§ ABOUT THIS TASK: What is needed is each line of the data below that holds the string "snow".
::: SOURCE MATERIAL
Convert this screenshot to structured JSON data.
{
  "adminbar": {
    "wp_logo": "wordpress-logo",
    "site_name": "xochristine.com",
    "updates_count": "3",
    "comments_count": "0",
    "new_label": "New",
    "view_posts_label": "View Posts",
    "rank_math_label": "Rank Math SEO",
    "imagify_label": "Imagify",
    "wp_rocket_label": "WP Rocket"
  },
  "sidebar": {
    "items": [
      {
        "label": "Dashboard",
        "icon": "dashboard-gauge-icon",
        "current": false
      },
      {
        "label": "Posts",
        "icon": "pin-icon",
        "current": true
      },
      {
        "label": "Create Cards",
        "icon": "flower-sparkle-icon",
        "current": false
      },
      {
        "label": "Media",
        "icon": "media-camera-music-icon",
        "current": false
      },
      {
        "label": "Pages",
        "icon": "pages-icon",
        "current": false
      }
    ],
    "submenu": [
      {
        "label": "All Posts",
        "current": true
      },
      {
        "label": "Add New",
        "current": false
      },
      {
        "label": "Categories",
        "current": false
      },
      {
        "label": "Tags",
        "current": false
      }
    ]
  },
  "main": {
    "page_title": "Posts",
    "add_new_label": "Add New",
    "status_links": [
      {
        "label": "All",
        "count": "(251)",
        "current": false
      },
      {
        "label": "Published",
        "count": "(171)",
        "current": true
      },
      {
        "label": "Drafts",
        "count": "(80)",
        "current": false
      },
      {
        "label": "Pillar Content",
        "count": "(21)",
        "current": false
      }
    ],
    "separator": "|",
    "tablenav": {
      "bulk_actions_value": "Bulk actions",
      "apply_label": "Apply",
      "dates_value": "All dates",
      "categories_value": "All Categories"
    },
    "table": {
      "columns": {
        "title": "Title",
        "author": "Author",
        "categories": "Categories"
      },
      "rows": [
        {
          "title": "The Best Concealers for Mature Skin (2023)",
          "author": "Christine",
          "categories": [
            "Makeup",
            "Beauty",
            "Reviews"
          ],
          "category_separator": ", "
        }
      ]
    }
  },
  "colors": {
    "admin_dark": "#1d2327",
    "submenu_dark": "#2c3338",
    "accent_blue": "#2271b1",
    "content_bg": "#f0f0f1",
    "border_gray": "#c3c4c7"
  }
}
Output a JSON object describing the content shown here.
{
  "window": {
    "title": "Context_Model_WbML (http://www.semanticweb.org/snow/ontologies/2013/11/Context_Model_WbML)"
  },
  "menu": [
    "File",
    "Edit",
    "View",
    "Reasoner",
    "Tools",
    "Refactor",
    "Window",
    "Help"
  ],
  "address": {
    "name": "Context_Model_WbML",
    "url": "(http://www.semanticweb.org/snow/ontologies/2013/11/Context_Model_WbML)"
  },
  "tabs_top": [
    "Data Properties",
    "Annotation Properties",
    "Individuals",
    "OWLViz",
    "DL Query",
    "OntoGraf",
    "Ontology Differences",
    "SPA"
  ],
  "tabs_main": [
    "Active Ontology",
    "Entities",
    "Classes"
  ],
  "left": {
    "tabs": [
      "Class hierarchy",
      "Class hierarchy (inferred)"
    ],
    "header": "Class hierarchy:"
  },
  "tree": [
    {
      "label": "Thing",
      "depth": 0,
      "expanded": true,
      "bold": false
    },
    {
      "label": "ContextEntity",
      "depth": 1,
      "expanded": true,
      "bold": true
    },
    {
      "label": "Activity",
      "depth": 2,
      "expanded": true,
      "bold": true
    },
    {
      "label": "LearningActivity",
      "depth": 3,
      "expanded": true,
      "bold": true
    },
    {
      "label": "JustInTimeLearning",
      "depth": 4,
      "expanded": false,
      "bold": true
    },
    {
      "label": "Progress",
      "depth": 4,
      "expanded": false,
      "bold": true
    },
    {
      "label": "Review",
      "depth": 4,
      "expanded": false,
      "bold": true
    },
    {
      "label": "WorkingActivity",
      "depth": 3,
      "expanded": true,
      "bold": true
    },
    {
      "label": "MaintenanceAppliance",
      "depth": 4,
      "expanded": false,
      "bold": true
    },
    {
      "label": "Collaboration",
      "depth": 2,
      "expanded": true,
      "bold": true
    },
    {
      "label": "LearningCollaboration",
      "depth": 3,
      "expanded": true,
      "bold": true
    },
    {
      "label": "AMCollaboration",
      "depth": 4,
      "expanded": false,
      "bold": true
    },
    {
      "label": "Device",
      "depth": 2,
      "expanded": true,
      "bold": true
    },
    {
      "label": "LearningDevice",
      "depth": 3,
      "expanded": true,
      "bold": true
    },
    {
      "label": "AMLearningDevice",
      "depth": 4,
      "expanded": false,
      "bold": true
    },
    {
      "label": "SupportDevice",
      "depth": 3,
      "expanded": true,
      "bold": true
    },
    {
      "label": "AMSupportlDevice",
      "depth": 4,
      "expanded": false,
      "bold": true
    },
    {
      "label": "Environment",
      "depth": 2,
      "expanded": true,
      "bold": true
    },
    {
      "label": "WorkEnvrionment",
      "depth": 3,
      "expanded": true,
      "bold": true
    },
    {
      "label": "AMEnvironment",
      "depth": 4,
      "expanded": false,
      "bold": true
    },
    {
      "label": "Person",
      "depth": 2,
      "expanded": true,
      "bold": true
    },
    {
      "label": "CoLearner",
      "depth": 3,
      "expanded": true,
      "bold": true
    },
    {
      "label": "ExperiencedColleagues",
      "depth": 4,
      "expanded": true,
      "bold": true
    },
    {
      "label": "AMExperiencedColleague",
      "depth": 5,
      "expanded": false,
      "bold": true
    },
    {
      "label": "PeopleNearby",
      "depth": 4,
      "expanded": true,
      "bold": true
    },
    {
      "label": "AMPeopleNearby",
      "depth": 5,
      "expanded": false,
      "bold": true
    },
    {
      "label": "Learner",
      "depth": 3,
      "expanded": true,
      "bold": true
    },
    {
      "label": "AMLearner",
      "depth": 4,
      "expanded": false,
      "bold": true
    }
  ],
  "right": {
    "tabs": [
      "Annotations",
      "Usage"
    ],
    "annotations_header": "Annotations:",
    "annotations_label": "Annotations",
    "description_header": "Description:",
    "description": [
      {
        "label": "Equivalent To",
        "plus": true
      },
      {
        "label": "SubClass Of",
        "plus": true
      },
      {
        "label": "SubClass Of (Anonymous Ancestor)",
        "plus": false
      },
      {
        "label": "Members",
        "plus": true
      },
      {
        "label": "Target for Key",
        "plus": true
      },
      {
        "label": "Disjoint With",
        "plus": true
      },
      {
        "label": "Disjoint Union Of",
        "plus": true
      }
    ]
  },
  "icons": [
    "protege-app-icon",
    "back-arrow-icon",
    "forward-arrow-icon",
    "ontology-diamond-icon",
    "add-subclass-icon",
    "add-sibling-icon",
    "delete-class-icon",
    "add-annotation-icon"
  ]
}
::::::
§ ANSWER SECTION:
    "title": "Context_Model_WbML (http://www.semanticweb.org/snow/ontologies/2013/11/Context_Model_WbML)"
    "url": "(http://www.semanticweb.org/snow/ontologies/2013/11/Context_Model_WbML)"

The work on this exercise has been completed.